Living sensors probe mysteries of the gut
Research into the human gut and the microbes key to its work—the gut microbiome—has boomed over the last decade or so because scientists have learned that the overall system has a much larger impact on our bodies than previously thought. Imbalances of chemicals produced in the gut, for example, have been linked to diseases including Parkinson's and Alzheimer's, and even hyperactivity in kids. Meanwhile, scientists are also working to create better diagnostics and therapies for diseases specific to the gut, like colon cancer.
"The challenge is that the gut is like a black box. We still don't fully understand it because it's difficult to access and study," says Maria Eugenia Inda, a Pew Postdoctoral Fellow at MIT's Department of Electrical Engineering and Computer Science (EECS).

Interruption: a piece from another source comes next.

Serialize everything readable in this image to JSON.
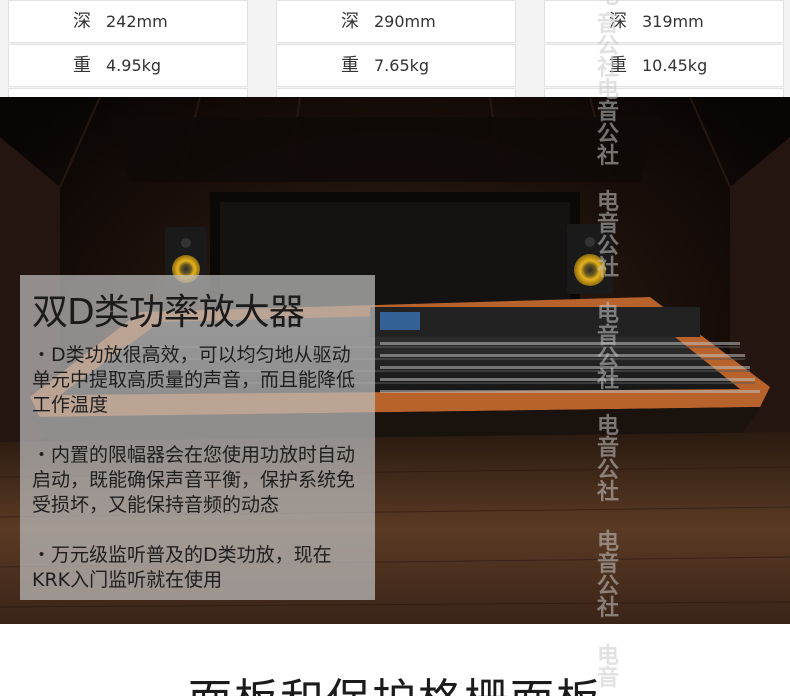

Inda and colleagues report a new approach to solve that problem in the journal Advanced Functional Materials. Their work involves encapsulating living bacteria in a tiny, flexible disc of hydrogel that is ingested. Those bacteria, in turn, can detect compounds that could indicate disease. After eventual excretion of the disc, the bacteria within the disc can be analyzed to determine what they've detected and in what concentrations.
To keep these living sensors in the gut long enough to do their work, rather than being naturally excreted within six to 48 hours, the team made the disc magnetic. Combined with a small wearable magnet, this keeps the system in place internally for several days. Take off the magnet, and the sensor with its data is excreted and ready for analysis.

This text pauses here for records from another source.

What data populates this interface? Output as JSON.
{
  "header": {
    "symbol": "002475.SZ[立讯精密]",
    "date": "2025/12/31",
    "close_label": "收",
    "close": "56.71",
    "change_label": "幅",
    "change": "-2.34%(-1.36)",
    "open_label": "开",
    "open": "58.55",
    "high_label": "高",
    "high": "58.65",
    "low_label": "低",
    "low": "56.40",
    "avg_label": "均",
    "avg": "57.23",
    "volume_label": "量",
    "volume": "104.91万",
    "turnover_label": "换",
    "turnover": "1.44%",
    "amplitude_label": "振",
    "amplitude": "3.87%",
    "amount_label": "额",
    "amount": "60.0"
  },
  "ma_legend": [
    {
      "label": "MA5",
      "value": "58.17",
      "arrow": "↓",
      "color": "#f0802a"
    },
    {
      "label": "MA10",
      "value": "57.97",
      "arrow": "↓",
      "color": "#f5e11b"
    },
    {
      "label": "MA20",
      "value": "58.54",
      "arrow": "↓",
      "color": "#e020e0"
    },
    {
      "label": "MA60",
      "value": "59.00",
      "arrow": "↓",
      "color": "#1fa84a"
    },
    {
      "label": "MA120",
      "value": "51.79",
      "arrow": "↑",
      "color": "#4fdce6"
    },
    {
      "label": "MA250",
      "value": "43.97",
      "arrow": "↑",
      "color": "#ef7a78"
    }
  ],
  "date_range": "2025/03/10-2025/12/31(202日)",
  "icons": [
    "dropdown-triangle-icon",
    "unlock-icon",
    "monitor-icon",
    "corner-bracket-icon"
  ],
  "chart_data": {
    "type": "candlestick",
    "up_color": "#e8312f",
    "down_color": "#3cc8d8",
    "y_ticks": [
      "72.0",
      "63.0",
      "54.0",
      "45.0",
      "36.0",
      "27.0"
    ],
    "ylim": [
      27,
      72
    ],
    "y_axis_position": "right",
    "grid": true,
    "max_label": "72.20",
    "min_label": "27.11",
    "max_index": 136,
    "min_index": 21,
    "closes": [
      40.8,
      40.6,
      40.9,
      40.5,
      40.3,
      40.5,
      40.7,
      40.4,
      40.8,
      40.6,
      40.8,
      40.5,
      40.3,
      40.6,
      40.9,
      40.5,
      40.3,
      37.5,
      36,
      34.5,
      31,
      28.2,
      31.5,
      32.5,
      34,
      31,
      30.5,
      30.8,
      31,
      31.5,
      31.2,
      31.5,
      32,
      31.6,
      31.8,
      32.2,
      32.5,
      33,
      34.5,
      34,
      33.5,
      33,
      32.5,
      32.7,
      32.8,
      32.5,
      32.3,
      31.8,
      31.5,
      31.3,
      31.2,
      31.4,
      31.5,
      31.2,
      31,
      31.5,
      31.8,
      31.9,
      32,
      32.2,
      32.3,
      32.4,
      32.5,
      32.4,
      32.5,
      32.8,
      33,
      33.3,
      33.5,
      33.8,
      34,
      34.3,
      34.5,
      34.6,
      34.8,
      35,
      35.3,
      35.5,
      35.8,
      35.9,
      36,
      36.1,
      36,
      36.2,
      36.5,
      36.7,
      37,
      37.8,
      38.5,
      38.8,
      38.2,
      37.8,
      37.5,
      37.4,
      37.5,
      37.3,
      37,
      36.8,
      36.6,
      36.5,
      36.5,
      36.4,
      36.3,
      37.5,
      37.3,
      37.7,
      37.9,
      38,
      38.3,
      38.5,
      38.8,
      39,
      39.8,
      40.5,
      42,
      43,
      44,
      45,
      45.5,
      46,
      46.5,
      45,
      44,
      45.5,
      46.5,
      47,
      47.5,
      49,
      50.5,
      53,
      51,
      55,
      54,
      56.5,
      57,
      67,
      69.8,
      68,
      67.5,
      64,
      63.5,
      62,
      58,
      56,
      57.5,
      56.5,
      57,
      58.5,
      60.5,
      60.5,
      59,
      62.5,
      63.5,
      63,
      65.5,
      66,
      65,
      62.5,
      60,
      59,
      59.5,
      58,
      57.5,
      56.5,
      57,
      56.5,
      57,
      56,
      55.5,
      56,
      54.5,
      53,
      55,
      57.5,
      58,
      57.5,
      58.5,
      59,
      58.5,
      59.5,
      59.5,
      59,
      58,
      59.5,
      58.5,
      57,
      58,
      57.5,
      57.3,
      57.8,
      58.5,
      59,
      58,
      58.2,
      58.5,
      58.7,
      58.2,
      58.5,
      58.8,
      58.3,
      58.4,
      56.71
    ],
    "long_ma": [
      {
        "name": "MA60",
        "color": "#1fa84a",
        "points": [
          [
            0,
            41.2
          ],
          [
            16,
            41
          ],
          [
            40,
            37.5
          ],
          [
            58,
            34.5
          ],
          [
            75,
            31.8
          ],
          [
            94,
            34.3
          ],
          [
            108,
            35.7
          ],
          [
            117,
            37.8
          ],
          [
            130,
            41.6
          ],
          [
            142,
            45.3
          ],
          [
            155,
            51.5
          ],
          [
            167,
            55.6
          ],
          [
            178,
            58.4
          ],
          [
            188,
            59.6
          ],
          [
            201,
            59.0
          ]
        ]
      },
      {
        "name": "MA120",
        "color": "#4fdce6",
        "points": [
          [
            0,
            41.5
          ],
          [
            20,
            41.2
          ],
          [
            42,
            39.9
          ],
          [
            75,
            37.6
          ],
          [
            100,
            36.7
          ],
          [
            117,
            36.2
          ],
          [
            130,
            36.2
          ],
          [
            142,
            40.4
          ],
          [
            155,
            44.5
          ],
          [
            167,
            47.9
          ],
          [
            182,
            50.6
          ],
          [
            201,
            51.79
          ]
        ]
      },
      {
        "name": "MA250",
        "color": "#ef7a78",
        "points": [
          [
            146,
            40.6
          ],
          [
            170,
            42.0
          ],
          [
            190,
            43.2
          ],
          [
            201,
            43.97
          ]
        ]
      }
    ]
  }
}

"This exciting technology offers a much-needed tool to help control and understand imbalances of chemicals produced in the gastrointestinal tract," says Giovanni Traverso, the Karl Van Tassel (1925) Career Development Professor in MIT's Department of Engineering. Traverso was not involved in the research.
Senior authors of the Advanced Functional Materials paper are Timothy Lu, an MIT associate professor of EECS and biological engineering, and Xuanhe Zhao, an MIT professor of mechanical engineering and of civil and environmental engineering. Lu is also affiliated with MIT's Materials Research Laboratory.
"We developed new soft materials such as the magnetic hydrogels and studied their extreme mechanics such as deformation and adhesion in the gut. In collaboration with the Lu lab, we explored soft materials' impacts on living materials and biomedicine," says Zhao.
Along with Zhao, Lu, and Inda, other authors are Graduate Student Xinyue Liu, Visiting Student Yueying Yang, Graduate Student Shaoting Lin, Postdoctoral Fellow Jingjing Wu, Graduate Student Yoonho Kim, Postdoctoral Associate Xiaoyu Chen, and Postdoctoral Associate Dacheng Ma. Ma and Inda are in the Lu lab; the others are affiliated with the Zhao lab. Inda, Liu, and Yang contributed equally to the work.
The Advanced Functional Materials paper reports important advances toward making the hydrogel-bacteria system in the gut a reality. For example, the researchers describe the best "recipe" for the hydrogel disc that allows it to not only provide a home for the bacterial sensors—and allow them to reproduce—but also survive the movements and pressures associated with the intestinal system without breaking up or becoming dislodged.
The team showed that the bacteria could indeed survive and thrive in the hydrogel disc for up to seven days. In mice, the bacteria successfully sensed bleeding in the gut. Further, in a model of the human gut the scientists showed that the wearable magnet kept the disc in place at several different locations, including the small intestine and the ascending colon.
The bacteria used in the system were genetically engineered by the Lu lab to detect factors associated with bleeding. The Lu lab is working on a variety of other genetically engineered bacteria capable of not only detecting multiple chemicals, but also releasing therapeutics when a problem is encountered.
In addition to the bacterial sensors, the team also incorporated into the hydrogel a tiny electronic temperature sensor. That, too, worked, showing the potential for integrating both microelectronics and living sensors into the hydrogel system.
Inda emphasizes the collaborative nature of the work. The hydrogel experts such as Xinyue Liu, for example, aimed to make the gel matrix tough enough to survive inside the gut. The biologists, such as Inda, focused on keeping the bacteria alive within the hydrogel disc. Together they developed a system that achieved both goals.
Toward the Future
Inda notes that while it may take a while for the system to be used in humans, "it could be used today in laboratory mice."
Rabia Yazicigil is an assistant professor in the Department of Electrical and Computer Engineering at Boston University. Says Yazicigil, who was not involved in the research, "By localizing diagnostic bacteria in specific regions of the gut, biological hypotheses and treatments can be conveniently tested in animal models, for example, through dietary change, therapeutics, or genetic alteration of host or microbes."
And those tests, in turn, should result in new insights with applications to humans.